Set down all of the entries word for word, omitting the images they contain.
---------- Listed entries
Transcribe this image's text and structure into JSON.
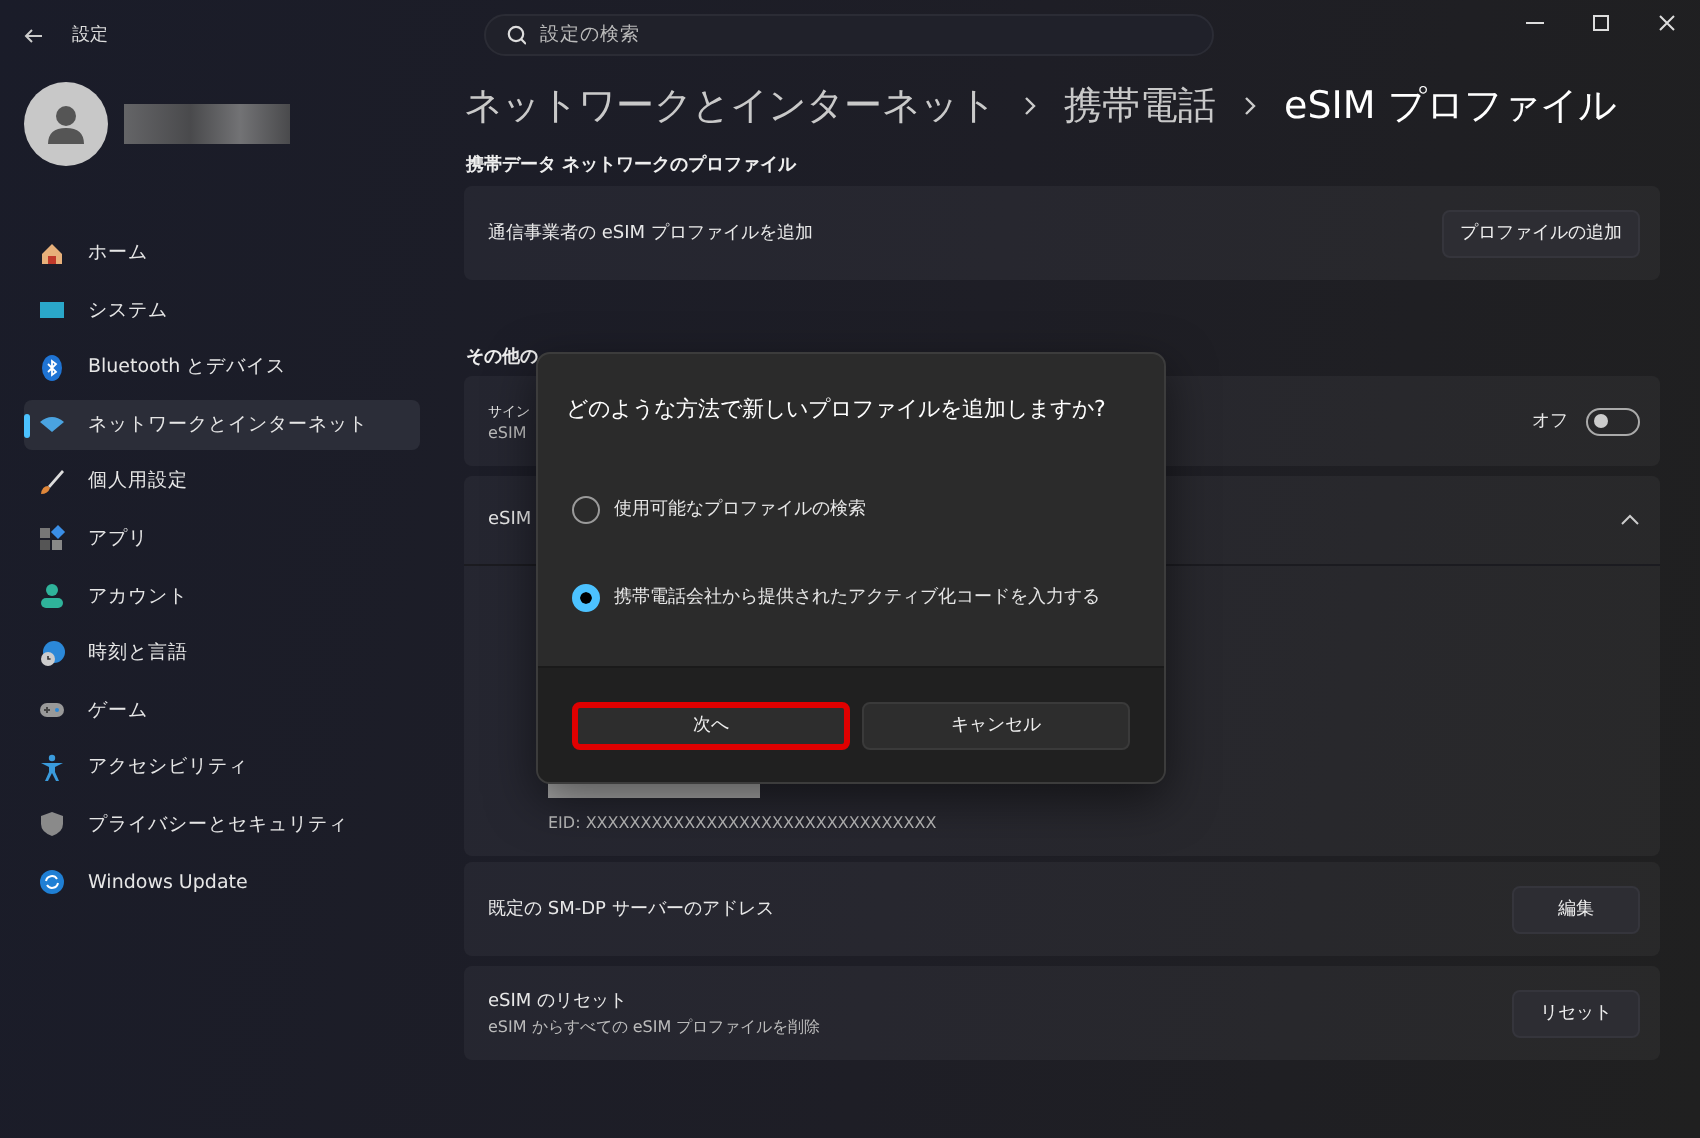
{
  "window": {
    "title": "設定"
  },
  "search": {
    "placeholder": "設定の検索"
  },
  "sidebar": {
    "items": [
      {
        "label": "ホーム",
        "kind": "home",
        "selected": false
      },
      {
        "label": "システム",
        "kind": "system",
        "selected": false
      },
      {
        "label": "Bluetooth とデバイス",
        "kind": "bluetooth",
        "selected": false
      },
      {
        "label": "ネットワークとインターネット",
        "kind": "network",
        "selected": true
      },
      {
        "label": "個人用設定",
        "kind": "brush",
        "selected": false
      },
      {
        "label": "アプリ",
        "kind": "apps",
        "selected": false
      },
      {
        "label": "アカウント",
        "kind": "account",
        "selected": false
      },
      {
        "label": "時刻と言語",
        "kind": "time",
        "selected": false
      },
      {
        "label": "ゲーム",
        "kind": "game",
        "selected": false
      },
      {
        "label": "アクセシビリティ",
        "kind": "accessibility",
        "selected": false
      },
      {
        "label": "プライバシーとセキュリティ",
        "kind": "privacy",
        "selected": false
      },
      {
        "label": "Windows Update",
        "kind": "update",
        "selected": false
      }
    ]
  },
  "breadcrumb": [
    "ネットワークとインターネット",
    "携帯電話",
    "eSIM プロファイル"
  ],
  "profiles_section": {
    "heading": "携帯データ ネットワークのプロファイル",
    "add_card": {
      "label": "通信事業者の eSIM プロファイルを追加",
      "button": "プロファイルの追加"
    }
  },
  "other_section": {
    "heading": "その他の",
    "signin_card": {
      "title": "サイン",
      "subtitle": "eSIM",
      "toggle_label": "オフ",
      "on": false
    },
    "esim_card": {
      "title": "eSIM",
      "expanded": true,
      "eid": "EID: XXXXXXXXXXXXXXXXXXXXXXXXXXXXXXXX"
    },
    "smdp_card": {
      "label": "既定の SM-DP サーバーのアドレス",
      "button": "編集"
    },
    "reset_card": {
      "title": "eSIM のリセット",
      "subtitle": "eSIM からすべての eSIM プロファイルを削除",
      "button": "リセット"
    }
  },
  "dialog": {
    "title": "どのような方法で新しいプロファイルを追加しますか?",
    "options": [
      {
        "label": "使用可能なプロファイルの検索",
        "selected": false
      },
      {
        "label": "携帯電話会社から提供されたアクティブ化コードを入力する",
        "selected": true
      }
    ],
    "buttons": [
      {
        "label": "次へ",
        "highlighted": true
      },
      {
        "label": "キャンセル",
        "highlighted": false
      }
    ]
  }
}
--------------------
- [Solution below]:
Transcribe this image's text and structure into JSON.
{
  "window": {
    "title": "設定"
  },
  "search": {
    "placeholder": "設定の検索"
  },
  "sidebar": {
    "items": [
      {
        "label": "ホーム",
        "kind": "home",
        "selected": false
      },
      {
        "label": "システム",
        "kind": "system",
        "selected": false
      },
      {
        "label": "Bluetooth とデバイス",
        "kind": "bluetooth",
        "selected": false
      },
      {
        "label": "ネットワークとインターネット",
        "kind": "network",
        "selected": true
      },
      {
        "label": "個人用設定",
        "kind": "brush",
        "selected": false
      },
      {
        "label": "アプリ",
        "kind": "apps",
        "selected": false
      },
      {
        "label": "アカウント",
        "kind": "account",
        "selected": false
      },
      {
        "label": "時刻と言語",
        "kind": "time",
        "selected": false
      },
      {
        "label": "ゲーム",
        "kind": "game",
        "selected": false
      },
      {
        "label": "アクセシビリティ",
        "kind": "accessibility",
        "selected": false
      },
      {
        "label": "プライバシーとセキュリティ",
        "kind": "privacy",
        "selected": false
      },
      {
        "label": "Windows Update",
        "kind": "update",
        "selected": false
      }
    ]
  },
  "breadcrumb": [
    "ネットワークとインターネット",
    "携帯電話",
    "eSIM プロファイル"
  ],
  "profiles_section": {
    "heading": "携帯データ ネットワークのプロファイル",
    "add_card": {
      "label": "通信事業者の eSIM プロファイルを追加",
      "button": "プロファイルの追加"
    }
  },
  "other_section": {
    "heading": "その他の",
    "signin_card": {
      "title": "サイン",
      "subtitle": "eSIM",
      "toggle_label": "オフ",
      "on": false
    },
    "esim_card": {
      "title": "eSIM",
      "expanded": true,
      "eid": "EID: XXXXXXXXXXXXXXXXXXXXXXXXXXXXXXXX"
    },
    "smdp_card": {
      "label": "既定の SM-DP サーバーのアドレス",
      "button": "編集"
    },
    "reset_card": {
      "title": "eSIM のリセット",
      "subtitle": "eSIM からすべての eSIM プロファイルを削除",
      "button": "リセット"
    }
  },
  "dialog": {
    "title": "どのような方法で新しいプロファイルを追加しますか?",
    "options": [
      {
        "label": "使用可能なプロファイルの検索",
        "selected": false
      },
      {
        "label": "携帯電話会社から提供されたアクティブ化コードを入力する",
        "selected": true
      }
    ],
    "buttons": [
      {
        "label": "次へ",
        "highlighted": true
      },
      {
        "label": "キャンセル",
        "highlighted": false
      }
    ]
  }
}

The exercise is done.